To bare the Ultra HD Premium logo, those sources will have to conform to the same specification as 4K TVs and Ultra HD Blu-ray players, which includes support for 4K, high dynamic range (HDR), a wide colour spectrum and 10-bit colour depth.
The expansion makes sense considering the increasing number of 4K sources available; 4K set-top boxes are now firmly a ‘thing’ thanks to the likes of Sky, BT and Virgin, and the Google Chromecast Ultra and Amazon Fire TV - and possibly an upcoming 4K Apple TV – are strongly representing 4K media streamers too.

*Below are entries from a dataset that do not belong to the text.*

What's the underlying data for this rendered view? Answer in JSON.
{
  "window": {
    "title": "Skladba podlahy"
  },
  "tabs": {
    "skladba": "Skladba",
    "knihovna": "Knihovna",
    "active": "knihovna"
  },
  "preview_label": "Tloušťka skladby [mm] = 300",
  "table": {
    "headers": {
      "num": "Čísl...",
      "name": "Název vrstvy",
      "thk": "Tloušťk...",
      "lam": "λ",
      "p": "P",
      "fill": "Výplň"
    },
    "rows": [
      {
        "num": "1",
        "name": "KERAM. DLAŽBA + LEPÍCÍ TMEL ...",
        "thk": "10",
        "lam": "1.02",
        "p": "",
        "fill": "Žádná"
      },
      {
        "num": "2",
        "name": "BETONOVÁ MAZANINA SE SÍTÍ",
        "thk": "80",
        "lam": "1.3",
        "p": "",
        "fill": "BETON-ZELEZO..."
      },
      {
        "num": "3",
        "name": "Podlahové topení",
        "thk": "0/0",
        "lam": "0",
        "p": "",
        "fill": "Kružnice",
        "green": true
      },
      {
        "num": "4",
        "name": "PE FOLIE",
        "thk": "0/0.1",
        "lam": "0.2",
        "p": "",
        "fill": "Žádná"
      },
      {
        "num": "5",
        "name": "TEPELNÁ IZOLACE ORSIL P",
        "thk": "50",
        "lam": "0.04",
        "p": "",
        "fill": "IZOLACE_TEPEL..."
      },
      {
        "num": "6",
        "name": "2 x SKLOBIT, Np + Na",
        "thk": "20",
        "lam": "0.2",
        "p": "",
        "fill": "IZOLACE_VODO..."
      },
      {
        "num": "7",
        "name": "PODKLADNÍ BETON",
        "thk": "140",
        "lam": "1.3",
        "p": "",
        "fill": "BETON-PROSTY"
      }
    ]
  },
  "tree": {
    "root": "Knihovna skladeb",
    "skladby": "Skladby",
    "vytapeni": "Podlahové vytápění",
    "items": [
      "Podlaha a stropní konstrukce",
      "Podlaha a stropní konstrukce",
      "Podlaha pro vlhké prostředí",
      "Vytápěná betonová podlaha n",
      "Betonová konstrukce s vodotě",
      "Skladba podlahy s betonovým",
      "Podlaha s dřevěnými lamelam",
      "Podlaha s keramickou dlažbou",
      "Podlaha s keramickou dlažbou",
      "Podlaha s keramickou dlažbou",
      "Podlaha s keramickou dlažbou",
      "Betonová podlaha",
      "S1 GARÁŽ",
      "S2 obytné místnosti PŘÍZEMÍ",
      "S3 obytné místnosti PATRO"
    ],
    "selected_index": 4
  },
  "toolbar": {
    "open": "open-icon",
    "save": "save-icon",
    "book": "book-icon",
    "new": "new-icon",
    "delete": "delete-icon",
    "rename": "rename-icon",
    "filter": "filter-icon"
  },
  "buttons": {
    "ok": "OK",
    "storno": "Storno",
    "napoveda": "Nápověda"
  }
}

“With 4K UHD TV shipments increasing by 42% to 81 million in 2017, the one constant in a continually and rapidly changing content delivery environment is the consumer demand for a premium content experience regardless of the delivery platform,” said UHD Alliance chairman Michael Zink.
The Alliance has also emphasized its increasing focus on monitoring and maximising interoperability between products and is also broadening its consumer education efforts with plans to launch a website, videos and brochure focusing on UHD technologies.
The Alliance anticipates that product testing and licensing for media streamers, set-top boxes and PCs will begin in “early Fall” this year.
More after the break